----- DATA SHOWN -----

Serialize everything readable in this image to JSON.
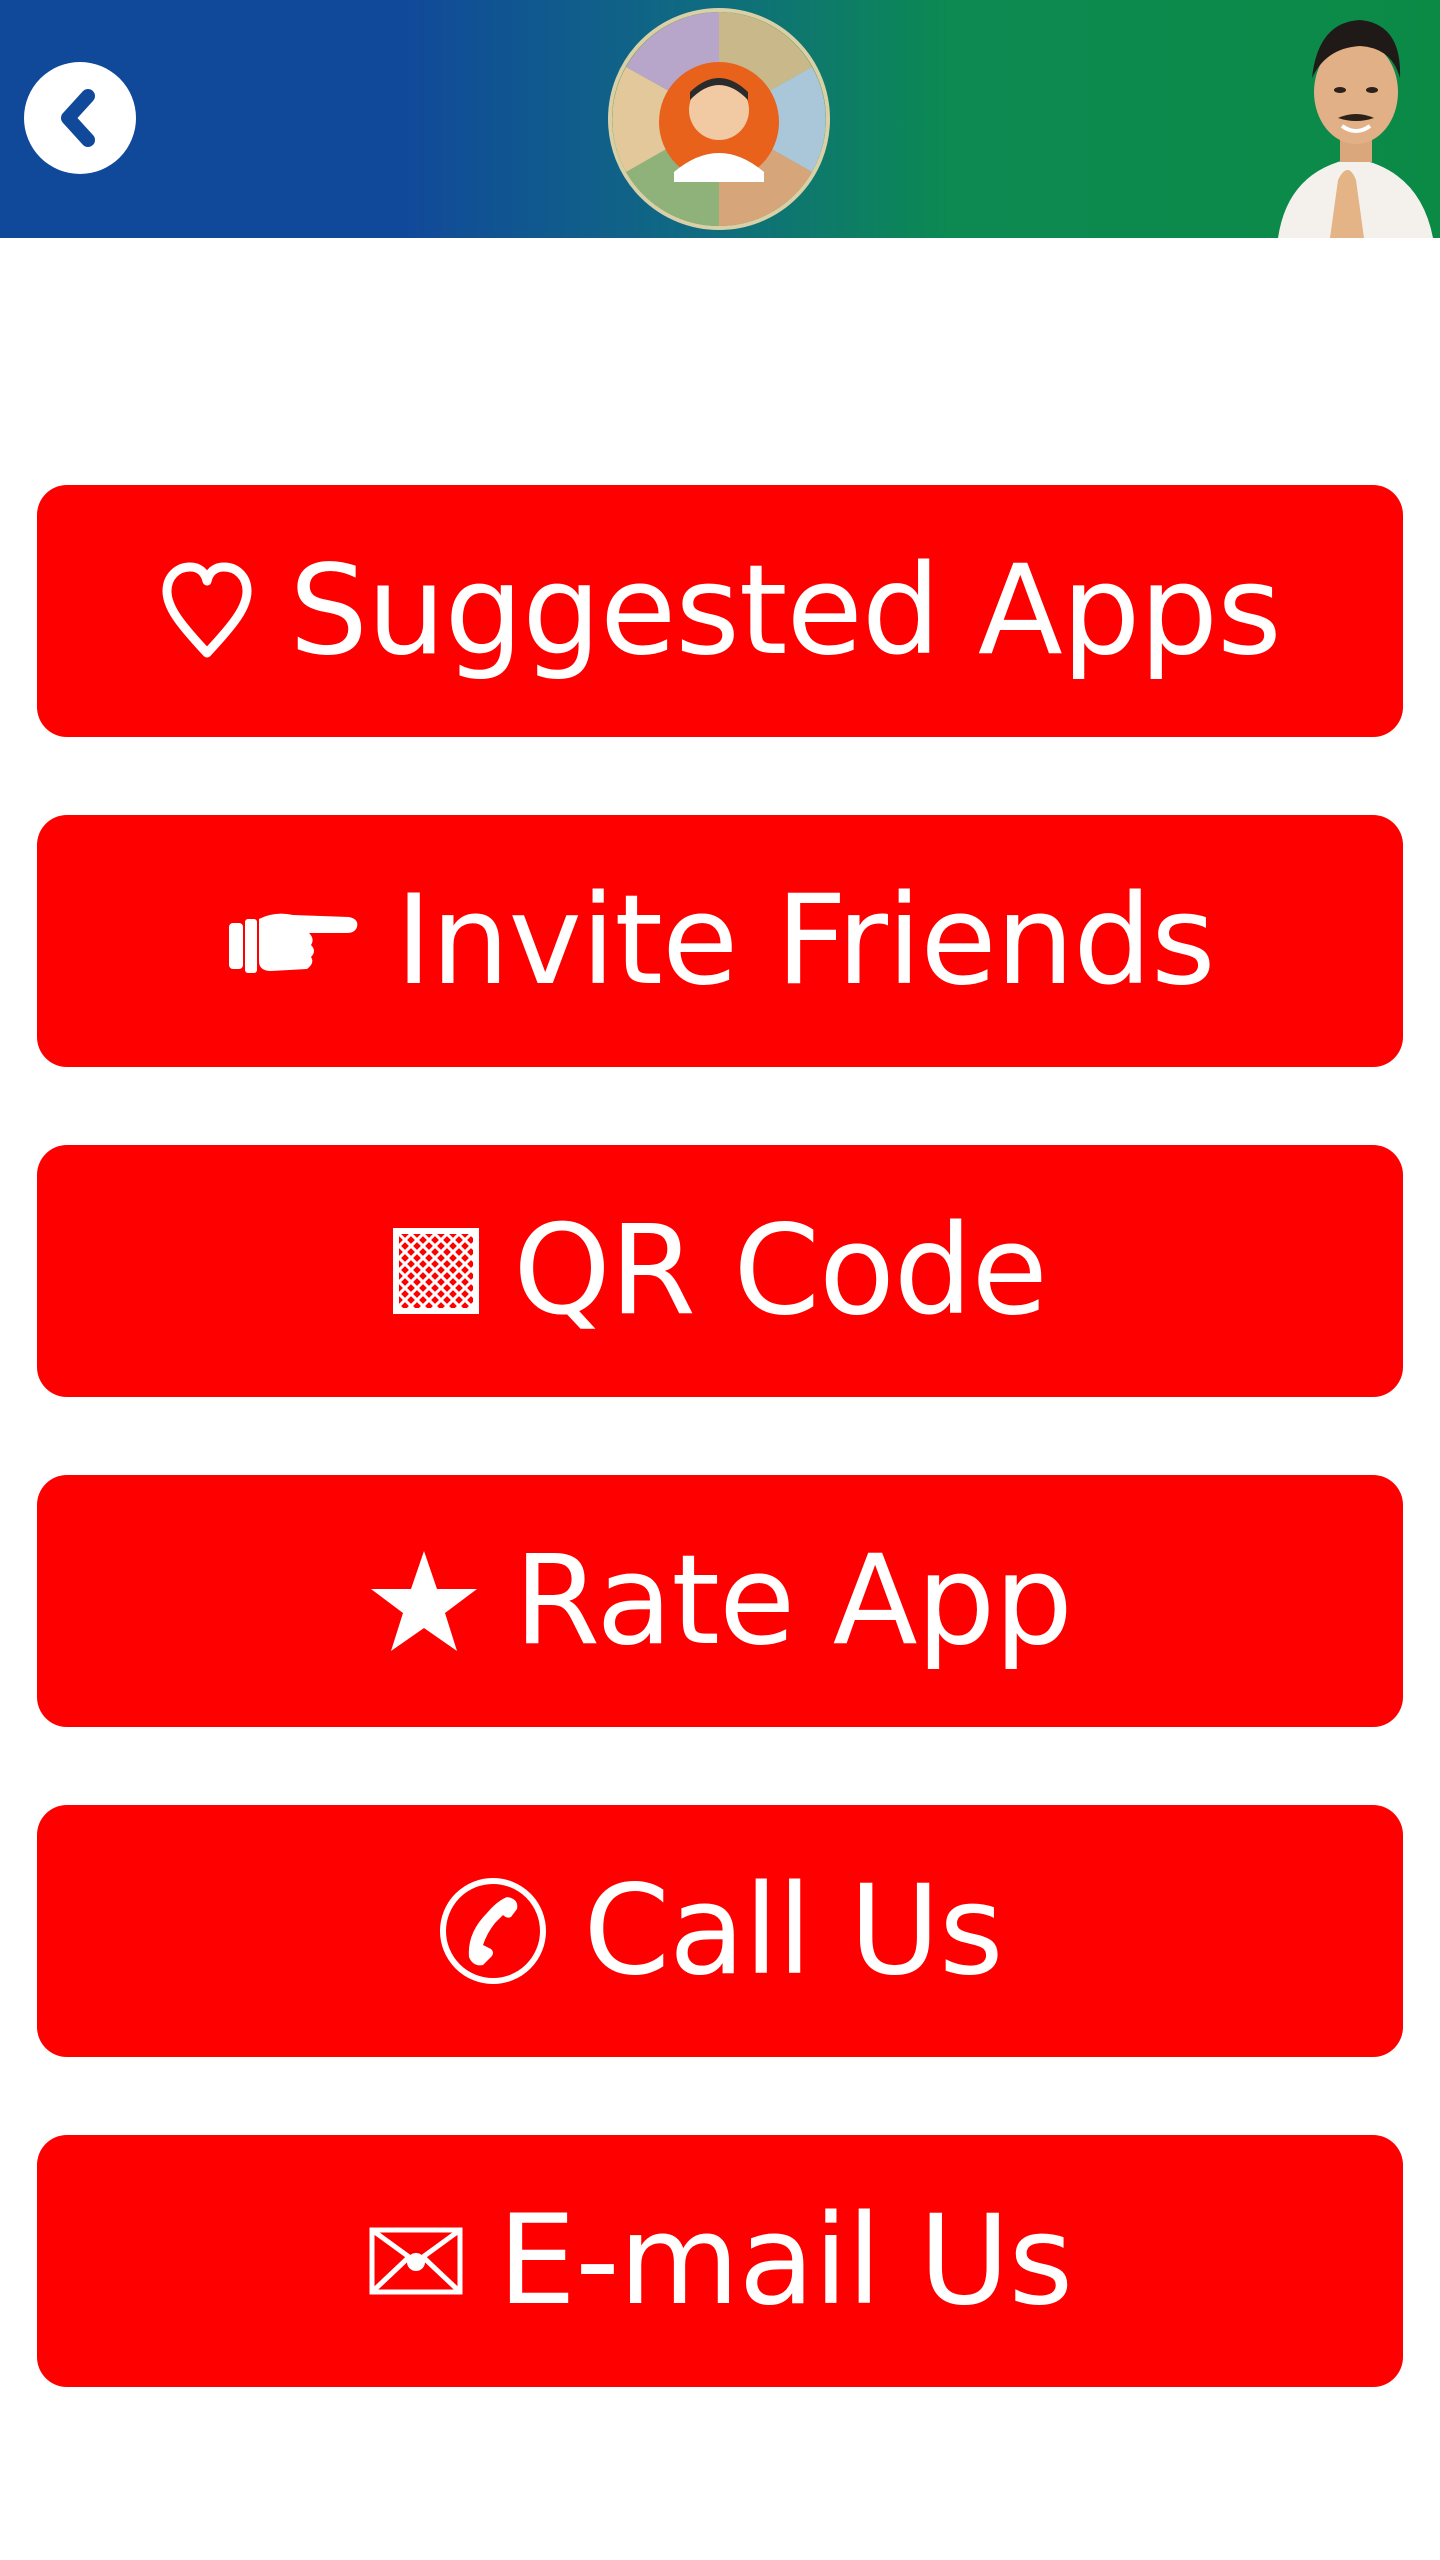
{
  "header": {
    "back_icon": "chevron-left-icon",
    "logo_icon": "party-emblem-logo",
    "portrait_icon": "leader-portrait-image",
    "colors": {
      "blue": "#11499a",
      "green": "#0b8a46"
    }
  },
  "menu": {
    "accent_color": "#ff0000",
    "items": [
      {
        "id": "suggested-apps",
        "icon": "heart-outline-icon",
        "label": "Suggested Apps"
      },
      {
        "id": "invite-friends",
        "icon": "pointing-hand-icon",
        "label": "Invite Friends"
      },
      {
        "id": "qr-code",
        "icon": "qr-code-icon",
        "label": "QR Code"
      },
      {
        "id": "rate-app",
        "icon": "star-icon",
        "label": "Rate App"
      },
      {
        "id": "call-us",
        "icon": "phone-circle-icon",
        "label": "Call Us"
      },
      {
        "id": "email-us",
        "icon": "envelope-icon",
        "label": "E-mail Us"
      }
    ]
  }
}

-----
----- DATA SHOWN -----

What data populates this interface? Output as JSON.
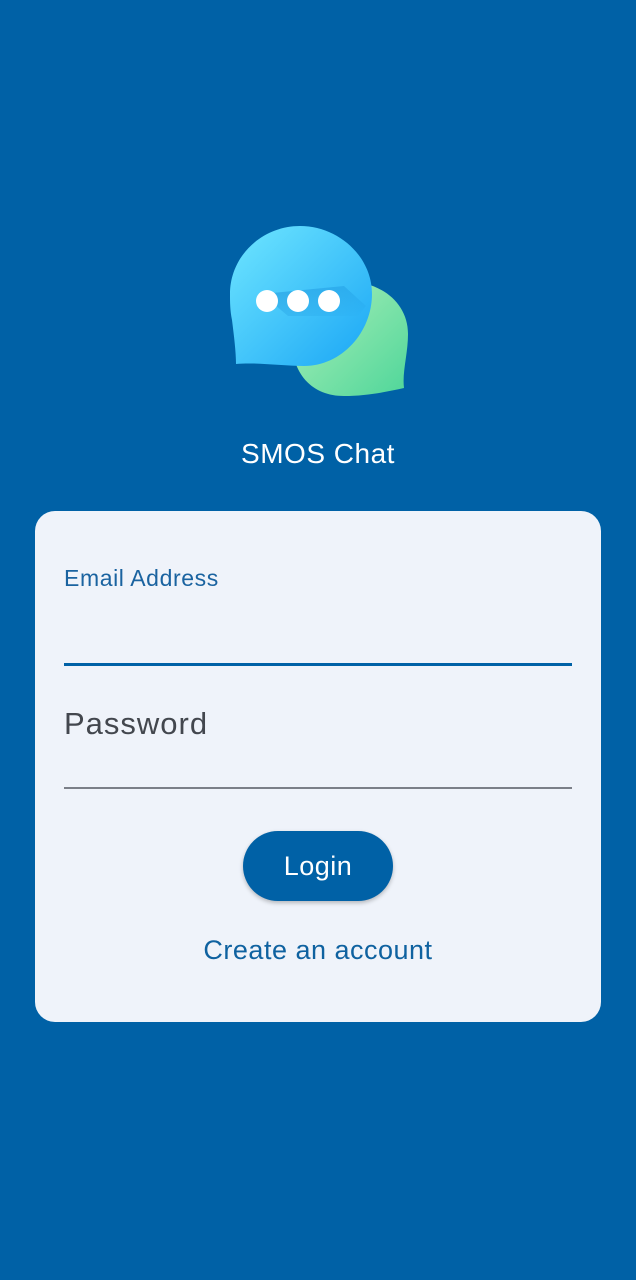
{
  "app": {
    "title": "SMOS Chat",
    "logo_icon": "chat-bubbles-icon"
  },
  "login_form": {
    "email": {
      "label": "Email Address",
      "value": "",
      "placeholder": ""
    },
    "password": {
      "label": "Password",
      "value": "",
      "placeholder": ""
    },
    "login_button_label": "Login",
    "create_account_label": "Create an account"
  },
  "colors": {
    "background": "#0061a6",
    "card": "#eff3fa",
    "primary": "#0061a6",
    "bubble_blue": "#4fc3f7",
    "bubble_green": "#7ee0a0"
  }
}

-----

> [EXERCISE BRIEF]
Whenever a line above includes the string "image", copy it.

> [ANSWER BELOW]
Serialize everything readable in this image to JSON.
    "portrait_icon": "leader-portrait-image",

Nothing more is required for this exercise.